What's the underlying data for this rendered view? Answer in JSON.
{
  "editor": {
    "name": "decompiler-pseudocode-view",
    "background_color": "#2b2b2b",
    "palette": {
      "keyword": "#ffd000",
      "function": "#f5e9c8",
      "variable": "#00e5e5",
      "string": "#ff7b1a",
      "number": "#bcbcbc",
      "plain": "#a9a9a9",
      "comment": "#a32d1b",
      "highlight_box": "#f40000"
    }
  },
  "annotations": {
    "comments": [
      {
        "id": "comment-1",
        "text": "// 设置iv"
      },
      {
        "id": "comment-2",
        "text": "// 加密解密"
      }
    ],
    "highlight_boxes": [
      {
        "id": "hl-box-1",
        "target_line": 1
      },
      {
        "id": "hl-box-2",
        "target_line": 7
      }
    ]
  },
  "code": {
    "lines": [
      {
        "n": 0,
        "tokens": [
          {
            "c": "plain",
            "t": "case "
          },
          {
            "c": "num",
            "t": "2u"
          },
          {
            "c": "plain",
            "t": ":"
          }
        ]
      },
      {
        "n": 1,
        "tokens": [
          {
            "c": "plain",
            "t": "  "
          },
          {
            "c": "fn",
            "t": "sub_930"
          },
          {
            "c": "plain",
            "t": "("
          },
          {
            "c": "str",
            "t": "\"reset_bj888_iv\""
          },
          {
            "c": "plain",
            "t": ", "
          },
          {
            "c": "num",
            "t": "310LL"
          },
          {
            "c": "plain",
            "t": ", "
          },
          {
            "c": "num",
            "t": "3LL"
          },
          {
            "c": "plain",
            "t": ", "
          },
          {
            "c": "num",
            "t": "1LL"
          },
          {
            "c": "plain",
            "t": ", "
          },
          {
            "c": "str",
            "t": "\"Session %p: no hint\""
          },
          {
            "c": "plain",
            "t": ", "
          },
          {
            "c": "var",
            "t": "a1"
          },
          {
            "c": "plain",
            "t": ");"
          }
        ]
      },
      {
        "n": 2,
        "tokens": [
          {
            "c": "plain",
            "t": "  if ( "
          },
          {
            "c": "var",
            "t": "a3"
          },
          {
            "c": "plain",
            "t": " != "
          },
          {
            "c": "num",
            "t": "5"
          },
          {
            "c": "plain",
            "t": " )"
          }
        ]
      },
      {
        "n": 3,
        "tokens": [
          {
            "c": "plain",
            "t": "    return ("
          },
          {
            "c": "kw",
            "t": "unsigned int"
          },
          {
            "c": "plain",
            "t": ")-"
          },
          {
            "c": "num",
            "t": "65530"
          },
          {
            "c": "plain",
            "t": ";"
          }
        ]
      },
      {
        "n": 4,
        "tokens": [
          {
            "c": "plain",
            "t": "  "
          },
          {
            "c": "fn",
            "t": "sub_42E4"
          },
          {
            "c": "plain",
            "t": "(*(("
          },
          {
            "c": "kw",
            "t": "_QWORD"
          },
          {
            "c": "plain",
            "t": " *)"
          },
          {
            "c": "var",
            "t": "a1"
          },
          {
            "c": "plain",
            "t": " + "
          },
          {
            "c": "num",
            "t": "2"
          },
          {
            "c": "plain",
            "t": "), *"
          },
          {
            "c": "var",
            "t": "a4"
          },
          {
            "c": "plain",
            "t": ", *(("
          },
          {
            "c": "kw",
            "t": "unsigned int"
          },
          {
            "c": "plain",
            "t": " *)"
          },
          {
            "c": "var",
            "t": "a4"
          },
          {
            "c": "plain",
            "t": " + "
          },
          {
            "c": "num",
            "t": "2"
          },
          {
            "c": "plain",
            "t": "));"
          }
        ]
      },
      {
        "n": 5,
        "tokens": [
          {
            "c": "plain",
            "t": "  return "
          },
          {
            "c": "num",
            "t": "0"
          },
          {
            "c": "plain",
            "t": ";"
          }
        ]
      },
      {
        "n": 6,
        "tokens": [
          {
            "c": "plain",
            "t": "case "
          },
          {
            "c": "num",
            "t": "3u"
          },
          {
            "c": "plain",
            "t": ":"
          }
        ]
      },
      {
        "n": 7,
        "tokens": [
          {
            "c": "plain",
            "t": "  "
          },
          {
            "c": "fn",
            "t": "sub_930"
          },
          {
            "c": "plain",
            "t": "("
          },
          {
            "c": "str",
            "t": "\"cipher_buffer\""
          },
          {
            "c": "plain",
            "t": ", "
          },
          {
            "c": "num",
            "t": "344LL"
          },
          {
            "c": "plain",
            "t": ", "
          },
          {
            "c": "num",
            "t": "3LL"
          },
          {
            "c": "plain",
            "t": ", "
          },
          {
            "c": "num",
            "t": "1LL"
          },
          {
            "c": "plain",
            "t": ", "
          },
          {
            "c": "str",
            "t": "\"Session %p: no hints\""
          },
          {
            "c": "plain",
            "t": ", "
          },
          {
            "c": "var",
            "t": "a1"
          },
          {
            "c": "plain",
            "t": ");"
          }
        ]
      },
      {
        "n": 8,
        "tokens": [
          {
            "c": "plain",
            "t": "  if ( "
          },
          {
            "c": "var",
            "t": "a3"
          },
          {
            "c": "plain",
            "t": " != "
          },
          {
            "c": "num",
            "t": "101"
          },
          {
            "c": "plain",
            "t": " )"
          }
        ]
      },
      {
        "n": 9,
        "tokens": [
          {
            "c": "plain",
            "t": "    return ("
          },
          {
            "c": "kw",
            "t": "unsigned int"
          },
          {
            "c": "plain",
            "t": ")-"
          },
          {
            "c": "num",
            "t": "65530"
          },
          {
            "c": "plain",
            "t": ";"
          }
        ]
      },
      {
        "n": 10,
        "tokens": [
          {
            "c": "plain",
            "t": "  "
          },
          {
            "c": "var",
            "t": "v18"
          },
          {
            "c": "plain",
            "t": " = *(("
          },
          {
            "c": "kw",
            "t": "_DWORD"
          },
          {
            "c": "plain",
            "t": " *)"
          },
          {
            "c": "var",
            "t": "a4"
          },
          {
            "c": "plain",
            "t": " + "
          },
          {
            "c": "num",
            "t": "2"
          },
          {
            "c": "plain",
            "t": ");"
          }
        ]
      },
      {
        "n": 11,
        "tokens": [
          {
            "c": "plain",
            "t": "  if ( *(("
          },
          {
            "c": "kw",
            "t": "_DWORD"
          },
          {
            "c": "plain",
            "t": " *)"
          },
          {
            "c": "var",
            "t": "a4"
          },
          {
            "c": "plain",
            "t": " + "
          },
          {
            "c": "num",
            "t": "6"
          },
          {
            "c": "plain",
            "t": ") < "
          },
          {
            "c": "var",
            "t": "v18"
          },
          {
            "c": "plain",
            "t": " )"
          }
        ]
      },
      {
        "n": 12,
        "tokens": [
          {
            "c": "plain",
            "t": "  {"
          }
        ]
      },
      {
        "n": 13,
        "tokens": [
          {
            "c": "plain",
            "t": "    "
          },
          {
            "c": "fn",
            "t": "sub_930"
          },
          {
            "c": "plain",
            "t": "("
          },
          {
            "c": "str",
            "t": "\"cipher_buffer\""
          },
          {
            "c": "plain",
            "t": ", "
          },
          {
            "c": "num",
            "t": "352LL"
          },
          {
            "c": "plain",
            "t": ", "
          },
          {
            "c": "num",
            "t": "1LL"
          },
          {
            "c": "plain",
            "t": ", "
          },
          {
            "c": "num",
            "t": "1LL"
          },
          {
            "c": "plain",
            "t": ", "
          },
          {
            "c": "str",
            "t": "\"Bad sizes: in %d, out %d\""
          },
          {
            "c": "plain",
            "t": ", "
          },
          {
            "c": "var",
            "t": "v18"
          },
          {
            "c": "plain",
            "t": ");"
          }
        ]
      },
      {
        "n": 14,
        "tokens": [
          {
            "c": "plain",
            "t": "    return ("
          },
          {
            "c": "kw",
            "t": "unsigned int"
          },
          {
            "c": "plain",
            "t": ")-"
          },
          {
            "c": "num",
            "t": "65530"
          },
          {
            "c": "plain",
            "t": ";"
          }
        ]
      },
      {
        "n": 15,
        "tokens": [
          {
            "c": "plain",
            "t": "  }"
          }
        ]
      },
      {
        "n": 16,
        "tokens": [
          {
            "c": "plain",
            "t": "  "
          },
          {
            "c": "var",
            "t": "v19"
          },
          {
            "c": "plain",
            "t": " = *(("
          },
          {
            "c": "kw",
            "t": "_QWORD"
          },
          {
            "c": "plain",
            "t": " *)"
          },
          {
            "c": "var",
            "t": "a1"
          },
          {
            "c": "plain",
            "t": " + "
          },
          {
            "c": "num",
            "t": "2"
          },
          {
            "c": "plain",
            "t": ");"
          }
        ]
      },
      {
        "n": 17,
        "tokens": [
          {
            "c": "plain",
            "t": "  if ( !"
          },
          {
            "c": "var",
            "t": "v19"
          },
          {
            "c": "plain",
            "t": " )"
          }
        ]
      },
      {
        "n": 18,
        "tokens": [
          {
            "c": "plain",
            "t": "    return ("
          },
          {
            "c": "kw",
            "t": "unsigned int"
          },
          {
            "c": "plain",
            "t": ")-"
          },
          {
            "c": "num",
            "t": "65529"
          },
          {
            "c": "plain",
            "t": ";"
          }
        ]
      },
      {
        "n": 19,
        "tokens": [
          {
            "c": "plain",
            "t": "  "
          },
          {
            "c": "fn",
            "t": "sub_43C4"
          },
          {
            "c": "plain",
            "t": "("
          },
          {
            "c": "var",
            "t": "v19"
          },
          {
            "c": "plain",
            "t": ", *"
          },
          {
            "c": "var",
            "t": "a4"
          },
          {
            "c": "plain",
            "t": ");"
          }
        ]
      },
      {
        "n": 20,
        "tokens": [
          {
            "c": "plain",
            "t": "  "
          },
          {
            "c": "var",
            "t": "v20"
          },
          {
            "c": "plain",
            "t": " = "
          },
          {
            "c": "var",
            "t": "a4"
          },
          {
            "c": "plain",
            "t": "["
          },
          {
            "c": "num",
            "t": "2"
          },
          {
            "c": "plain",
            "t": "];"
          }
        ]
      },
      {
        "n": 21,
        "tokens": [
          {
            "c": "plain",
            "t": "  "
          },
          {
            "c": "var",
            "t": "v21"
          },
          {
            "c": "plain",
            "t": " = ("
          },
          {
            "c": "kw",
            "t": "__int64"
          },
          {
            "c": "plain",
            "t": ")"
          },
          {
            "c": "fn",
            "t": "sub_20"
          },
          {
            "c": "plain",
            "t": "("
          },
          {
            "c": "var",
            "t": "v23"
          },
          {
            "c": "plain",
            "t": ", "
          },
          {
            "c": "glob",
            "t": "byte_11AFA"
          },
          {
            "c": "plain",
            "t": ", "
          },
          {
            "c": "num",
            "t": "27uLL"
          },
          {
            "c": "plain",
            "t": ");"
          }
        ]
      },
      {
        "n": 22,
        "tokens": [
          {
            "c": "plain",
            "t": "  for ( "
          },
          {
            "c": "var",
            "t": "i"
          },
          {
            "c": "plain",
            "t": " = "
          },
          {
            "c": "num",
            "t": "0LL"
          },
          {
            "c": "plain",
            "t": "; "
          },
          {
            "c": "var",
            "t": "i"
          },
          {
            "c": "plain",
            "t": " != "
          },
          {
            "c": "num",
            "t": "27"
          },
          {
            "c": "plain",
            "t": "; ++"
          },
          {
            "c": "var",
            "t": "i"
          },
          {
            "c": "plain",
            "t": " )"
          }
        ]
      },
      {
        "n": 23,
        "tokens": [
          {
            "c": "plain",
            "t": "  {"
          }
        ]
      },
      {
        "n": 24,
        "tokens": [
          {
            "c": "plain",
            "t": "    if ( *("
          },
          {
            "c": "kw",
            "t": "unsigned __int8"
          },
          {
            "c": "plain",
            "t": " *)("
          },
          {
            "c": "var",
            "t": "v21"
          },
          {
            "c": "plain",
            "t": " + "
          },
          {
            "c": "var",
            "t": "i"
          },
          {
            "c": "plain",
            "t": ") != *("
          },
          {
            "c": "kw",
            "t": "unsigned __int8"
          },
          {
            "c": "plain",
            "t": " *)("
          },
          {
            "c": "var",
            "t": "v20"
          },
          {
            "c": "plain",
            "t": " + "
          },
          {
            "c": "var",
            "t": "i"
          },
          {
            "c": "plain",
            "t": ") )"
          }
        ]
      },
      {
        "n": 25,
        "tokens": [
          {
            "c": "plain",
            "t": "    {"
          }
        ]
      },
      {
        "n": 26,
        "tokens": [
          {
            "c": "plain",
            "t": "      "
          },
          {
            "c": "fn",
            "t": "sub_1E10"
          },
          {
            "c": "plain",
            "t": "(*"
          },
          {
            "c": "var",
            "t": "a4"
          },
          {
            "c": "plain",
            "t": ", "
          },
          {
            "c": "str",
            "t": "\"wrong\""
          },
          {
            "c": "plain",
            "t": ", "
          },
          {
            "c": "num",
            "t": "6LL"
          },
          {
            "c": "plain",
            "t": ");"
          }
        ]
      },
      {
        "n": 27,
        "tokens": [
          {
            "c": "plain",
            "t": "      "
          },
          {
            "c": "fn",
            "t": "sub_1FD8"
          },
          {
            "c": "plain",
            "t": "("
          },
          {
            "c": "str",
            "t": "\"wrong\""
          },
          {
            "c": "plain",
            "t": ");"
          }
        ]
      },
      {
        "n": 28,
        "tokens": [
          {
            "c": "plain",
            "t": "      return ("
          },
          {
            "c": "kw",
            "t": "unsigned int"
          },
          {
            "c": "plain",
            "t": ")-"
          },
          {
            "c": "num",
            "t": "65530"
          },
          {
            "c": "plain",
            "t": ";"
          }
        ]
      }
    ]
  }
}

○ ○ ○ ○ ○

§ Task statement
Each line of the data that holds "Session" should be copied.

§ Solved problem
            "t": "\"Session %p: no hint\""
            "t": "\"Session %p: no hints\""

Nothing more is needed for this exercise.